Input material |
------------------------------------------------------------

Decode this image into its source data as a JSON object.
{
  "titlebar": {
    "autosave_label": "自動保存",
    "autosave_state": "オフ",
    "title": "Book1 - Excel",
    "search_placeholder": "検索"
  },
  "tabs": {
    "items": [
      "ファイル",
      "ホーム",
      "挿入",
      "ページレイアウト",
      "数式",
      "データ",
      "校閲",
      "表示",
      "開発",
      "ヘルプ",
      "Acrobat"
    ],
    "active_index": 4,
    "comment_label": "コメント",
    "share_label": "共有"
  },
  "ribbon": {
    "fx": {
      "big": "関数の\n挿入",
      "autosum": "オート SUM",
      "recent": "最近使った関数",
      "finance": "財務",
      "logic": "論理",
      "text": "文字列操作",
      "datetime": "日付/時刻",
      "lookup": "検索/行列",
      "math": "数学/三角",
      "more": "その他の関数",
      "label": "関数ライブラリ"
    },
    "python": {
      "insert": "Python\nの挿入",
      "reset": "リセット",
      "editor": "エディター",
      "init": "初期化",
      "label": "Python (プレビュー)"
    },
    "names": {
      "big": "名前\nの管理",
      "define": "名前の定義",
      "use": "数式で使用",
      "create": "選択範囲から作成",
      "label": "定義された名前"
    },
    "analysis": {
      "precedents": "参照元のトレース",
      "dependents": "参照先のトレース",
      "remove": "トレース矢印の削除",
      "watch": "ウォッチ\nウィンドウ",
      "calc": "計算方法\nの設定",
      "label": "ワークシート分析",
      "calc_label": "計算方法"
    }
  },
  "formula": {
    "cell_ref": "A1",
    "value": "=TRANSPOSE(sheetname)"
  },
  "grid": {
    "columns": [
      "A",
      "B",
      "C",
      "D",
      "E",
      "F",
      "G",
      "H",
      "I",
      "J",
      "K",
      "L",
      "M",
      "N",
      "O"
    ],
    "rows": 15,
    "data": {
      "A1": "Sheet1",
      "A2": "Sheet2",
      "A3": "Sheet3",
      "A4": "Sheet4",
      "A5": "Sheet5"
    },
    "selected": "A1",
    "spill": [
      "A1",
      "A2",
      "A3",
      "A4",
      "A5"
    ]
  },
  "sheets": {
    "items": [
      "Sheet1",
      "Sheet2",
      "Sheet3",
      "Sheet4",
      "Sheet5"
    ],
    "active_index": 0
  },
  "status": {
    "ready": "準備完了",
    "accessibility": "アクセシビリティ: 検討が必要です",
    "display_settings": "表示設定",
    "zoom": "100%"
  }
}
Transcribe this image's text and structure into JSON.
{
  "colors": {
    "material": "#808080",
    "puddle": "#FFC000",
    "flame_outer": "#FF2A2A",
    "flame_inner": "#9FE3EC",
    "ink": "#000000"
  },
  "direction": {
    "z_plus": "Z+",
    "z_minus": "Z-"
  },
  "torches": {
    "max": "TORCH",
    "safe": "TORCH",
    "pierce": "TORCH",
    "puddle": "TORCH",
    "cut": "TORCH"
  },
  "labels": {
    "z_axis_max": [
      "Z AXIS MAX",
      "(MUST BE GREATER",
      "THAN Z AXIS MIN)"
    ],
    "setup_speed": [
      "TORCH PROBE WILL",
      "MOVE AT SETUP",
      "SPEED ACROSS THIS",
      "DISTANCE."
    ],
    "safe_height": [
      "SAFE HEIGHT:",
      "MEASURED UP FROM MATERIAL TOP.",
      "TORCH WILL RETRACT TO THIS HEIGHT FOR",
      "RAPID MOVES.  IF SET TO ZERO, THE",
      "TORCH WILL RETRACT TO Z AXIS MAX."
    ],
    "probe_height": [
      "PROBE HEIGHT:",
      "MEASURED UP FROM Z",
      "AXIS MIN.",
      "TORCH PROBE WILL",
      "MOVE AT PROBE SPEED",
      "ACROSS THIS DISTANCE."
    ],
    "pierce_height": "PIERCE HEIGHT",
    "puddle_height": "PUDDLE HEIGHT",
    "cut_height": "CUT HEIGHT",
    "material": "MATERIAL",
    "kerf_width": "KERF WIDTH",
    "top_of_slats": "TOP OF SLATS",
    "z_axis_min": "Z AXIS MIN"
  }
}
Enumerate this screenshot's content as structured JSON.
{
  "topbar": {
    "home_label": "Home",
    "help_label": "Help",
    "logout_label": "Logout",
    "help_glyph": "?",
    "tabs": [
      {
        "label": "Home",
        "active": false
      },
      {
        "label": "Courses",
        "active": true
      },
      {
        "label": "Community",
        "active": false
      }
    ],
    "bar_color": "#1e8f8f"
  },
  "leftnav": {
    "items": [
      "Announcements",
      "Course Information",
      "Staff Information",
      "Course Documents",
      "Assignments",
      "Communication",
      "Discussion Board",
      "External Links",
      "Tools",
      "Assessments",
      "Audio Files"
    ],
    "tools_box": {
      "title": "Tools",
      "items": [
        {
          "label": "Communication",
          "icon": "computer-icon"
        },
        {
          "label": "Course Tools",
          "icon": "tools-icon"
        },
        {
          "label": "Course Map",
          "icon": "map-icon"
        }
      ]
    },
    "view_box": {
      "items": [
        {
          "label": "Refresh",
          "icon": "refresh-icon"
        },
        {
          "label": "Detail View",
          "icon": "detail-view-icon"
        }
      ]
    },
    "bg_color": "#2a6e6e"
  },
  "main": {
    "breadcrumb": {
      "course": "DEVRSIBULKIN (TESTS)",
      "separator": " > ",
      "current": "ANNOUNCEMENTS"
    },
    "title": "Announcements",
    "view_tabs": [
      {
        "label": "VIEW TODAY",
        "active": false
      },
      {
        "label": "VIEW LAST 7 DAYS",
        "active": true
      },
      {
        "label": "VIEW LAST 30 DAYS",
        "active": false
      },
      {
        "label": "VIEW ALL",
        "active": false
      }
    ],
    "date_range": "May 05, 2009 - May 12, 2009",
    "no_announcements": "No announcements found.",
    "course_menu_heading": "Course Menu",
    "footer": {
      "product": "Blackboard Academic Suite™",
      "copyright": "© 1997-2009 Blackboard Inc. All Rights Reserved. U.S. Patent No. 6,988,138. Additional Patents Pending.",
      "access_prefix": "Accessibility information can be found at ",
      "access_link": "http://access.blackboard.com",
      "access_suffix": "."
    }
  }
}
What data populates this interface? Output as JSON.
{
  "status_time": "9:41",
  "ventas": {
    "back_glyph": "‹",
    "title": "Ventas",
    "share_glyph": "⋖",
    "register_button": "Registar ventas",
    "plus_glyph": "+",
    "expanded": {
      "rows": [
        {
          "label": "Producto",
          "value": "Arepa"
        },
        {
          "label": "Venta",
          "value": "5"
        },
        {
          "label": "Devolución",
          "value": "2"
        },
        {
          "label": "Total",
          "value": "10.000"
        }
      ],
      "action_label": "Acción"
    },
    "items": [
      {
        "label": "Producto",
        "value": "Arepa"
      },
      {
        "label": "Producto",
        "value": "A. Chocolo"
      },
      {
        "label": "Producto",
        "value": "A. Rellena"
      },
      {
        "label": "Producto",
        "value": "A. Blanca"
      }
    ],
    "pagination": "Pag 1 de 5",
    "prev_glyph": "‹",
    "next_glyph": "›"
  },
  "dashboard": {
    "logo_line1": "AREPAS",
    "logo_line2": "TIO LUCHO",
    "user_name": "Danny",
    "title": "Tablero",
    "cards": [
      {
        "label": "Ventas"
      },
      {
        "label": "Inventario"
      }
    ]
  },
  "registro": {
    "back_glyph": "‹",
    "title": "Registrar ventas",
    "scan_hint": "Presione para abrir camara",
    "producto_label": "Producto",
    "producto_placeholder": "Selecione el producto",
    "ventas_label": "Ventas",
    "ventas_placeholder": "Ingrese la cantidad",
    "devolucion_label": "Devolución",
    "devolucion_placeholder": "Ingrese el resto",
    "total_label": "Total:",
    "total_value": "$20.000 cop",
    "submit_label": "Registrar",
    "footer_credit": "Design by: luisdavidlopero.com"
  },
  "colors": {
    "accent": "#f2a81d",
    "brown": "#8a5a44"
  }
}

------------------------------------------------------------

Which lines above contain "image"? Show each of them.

Decode this image into its source data as a JSON object.
Transcribe this image's text and structure into JSON.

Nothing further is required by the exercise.